The trees are blocking the view from the street of the substation fence area as well as blocking camera surveillance along the exterior of the fence line. This increases the possibility of an undetected breach of the substation fence. In addition, the trees drop large quantities of needles and other debris on the ground in the general area both inside and outside the substation. The tree debris covers the insulating medium on the substation ground and exposes the Operations personnel to dangerous step potentials. Tree pollen coats the insulators of the energized equipment and must be regularly washed off to maintain electrical reliability.
What risks are there for unauthorized entry to the substation?
This poses a risk due to sabotage or vandalism within the substation that could cause extensive long-term outages in the City. In addition, unauthorized personnel within the substation are at risk to be seriously injured if they are unfamiliar with equipment within the substation.
Do electrical facilities get vandalized or sabotaged?

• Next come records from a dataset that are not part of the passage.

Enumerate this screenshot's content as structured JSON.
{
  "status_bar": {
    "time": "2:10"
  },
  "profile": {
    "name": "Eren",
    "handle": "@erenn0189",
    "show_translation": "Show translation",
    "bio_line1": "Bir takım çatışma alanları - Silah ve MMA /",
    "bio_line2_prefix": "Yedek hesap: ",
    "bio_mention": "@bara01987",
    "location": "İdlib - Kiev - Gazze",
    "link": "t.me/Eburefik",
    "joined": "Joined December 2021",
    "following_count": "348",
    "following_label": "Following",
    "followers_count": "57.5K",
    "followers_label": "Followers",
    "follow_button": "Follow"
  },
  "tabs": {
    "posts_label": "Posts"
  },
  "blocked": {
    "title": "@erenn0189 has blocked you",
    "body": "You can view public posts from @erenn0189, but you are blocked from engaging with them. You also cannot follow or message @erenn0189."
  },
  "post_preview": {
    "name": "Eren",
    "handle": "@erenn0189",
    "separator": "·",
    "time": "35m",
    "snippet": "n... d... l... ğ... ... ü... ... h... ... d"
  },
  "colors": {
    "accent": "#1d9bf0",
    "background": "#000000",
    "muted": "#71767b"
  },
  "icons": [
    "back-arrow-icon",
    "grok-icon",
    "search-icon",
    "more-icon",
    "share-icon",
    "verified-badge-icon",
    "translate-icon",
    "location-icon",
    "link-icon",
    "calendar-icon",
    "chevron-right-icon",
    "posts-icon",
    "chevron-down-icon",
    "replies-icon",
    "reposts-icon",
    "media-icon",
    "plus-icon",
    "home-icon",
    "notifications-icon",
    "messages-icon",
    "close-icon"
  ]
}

Yes. This particular substation was vandalized in February in the area that is behind the trees being removed. The substation fence was ignited and about 100 feet of the fence structure was burnt at the bottom of the fence before the Fire Department arrived and extinguished the fire. There have also been significant terrorist attacks on Bay Area electrical facilities. One of the larger events occurred at PG&Es substation located in South San Jose in 2013 where 17 high voltage transformers were shot at resulting in 12 Million dollars of damage. In 1990, 4 electrical support structures in Santa Cruz and the South Santa Clara County were destroyed by environmental terrorists.
Will there be mitigation for the trees being removed?
Trees will be planted at other locations within the city to compensate for the loss of these trees.
Will new trees be planted at the substation site?
Not at this time. This site is being evaluated for expansion of the substation foot print to allow for better access into and out of the substation. All the existing landscaping, with the exception of the trees, will remain in place until a plan is approved through the City’s building planning process.